It’s Pantry Purge Time!

When I open my pantry and am immediately met with chaos, I know it’s time for a refresh. Once a year (usually during my household “spring cleaning”) I’ll dive in and do a full clean out/reorganization. A tidy pantry not only means less stress, but it also saves you time, money, and energy. You can even use your pantry purge as an opportunity to replace ultra-processed processed foods with more wholesome alternatives or try your own DIY version! 


How to Stock Your Pantry


Take it all out!

Yes, take every single item out of your pantry. Then, give it a thorough look over, check for things that may have gone bad, and decide what stays/what goes. For unopened items you want to get rid of, but are still good, consider donating to your local food pantry.


Get Rid of Old/Expired Items
Most dry spices stay good for up to a year. As they age, their flavor and healthful properties become less potent. So, if you have spices older than a year, you may just have to use more than called for in a recipe to get the same flavor.

 Oils may turn rancid, so be sure to check the expiration date and give it a good sniff. Nuts, seeds, and grains can also turn rancid and can be detected by taste and smell. The best storage place for these foods is in your fridge or freezer.


Sanitize Your Pantry
Once all old items are removed, wipe down the shelves by filling a spray bottle with a 3-parts water: 1 part distilled vinegar solution or other non-toxic cleaner.
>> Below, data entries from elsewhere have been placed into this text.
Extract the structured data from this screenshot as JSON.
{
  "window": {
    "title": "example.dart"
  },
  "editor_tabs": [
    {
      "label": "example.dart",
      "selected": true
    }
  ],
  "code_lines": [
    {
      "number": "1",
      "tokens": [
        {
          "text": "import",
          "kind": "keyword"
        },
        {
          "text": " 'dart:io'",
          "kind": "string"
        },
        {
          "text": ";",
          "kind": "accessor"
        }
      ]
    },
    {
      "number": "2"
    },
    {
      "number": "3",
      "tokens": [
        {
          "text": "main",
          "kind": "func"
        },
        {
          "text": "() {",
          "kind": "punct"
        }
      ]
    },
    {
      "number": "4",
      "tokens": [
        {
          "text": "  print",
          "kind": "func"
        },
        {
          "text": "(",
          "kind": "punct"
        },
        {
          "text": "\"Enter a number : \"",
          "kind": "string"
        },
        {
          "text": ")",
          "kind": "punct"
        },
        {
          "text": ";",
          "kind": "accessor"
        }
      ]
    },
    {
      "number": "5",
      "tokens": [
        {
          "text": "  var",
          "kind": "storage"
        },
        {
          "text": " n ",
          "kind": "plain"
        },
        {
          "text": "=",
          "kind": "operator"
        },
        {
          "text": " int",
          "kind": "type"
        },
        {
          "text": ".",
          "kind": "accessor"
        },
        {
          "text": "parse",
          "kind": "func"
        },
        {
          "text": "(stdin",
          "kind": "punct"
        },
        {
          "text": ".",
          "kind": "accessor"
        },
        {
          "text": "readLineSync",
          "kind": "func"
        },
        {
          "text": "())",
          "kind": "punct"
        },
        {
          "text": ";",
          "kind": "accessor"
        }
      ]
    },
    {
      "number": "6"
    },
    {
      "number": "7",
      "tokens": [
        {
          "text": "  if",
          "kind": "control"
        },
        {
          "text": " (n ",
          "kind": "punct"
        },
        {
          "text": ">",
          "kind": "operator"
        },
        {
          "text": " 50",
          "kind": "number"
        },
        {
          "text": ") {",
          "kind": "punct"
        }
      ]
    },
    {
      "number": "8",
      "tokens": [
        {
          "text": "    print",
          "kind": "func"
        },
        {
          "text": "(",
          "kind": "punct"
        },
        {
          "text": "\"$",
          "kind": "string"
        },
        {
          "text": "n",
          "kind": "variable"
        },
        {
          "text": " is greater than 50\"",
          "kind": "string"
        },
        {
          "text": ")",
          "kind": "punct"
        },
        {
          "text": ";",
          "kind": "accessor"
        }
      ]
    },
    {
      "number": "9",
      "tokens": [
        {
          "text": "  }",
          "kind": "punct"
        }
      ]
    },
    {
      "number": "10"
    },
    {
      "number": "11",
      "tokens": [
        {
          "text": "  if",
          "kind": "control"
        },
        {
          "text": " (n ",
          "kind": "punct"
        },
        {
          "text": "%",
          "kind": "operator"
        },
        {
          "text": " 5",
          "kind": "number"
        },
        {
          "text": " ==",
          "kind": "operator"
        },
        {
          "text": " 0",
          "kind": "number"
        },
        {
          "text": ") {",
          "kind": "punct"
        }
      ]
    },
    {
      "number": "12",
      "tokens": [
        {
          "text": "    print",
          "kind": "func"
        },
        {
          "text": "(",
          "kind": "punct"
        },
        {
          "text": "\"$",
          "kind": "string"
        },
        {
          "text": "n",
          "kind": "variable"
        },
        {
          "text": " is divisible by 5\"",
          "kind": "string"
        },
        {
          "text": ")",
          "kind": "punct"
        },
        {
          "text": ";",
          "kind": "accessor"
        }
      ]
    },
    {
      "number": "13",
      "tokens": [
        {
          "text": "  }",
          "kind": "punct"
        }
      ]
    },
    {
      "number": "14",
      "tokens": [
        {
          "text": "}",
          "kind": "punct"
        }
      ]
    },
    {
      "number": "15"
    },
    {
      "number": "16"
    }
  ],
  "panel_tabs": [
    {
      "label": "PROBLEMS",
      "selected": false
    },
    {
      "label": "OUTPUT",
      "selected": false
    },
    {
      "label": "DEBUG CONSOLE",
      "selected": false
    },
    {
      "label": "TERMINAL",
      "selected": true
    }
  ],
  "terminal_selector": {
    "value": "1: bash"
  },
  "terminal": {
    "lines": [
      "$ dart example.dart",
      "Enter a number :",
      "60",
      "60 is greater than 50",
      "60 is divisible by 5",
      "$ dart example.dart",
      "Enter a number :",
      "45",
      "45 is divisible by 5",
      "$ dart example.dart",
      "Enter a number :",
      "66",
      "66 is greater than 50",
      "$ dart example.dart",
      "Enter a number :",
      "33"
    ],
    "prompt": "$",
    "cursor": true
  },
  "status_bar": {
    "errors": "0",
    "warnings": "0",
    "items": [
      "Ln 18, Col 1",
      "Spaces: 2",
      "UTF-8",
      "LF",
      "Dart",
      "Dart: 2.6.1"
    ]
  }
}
Store, Label and Date
While your items are removed from the pantry, take this time to store them properly. Keep items like flours, pastas, and grains in airtight storage containers. You can even use smaller mason jars or pyrex containers for spices and dried herbs. Be sure to label and date each item as you restock and anytime you buy new items.



Organize your pantry items in a way that makes sense to you. There is no one best way as we are all different cooks and have different needs. For items you reach for regularly, consider keeping them at eye level for easy grab and go. You can even label your shelves, so you remember what is stored where.



  • For smaller items like spices, consider alphabetizing for quick finding!
  • As you make your shopping list, always take a quick pantry inventory. This prevents buying what you don’t need and decreases food waste.
  •  Keep a pantry inventory list to know what you have and what you need. It can even provide meal inspiration as you’re planning your next delicious dish!

Finally, be diligent about keeping things organized for the long-haul. This includes keeping newly stocked items in the back and moving up older items to be used first – first in, first out.



By: Erin Pellegrin RD, LDN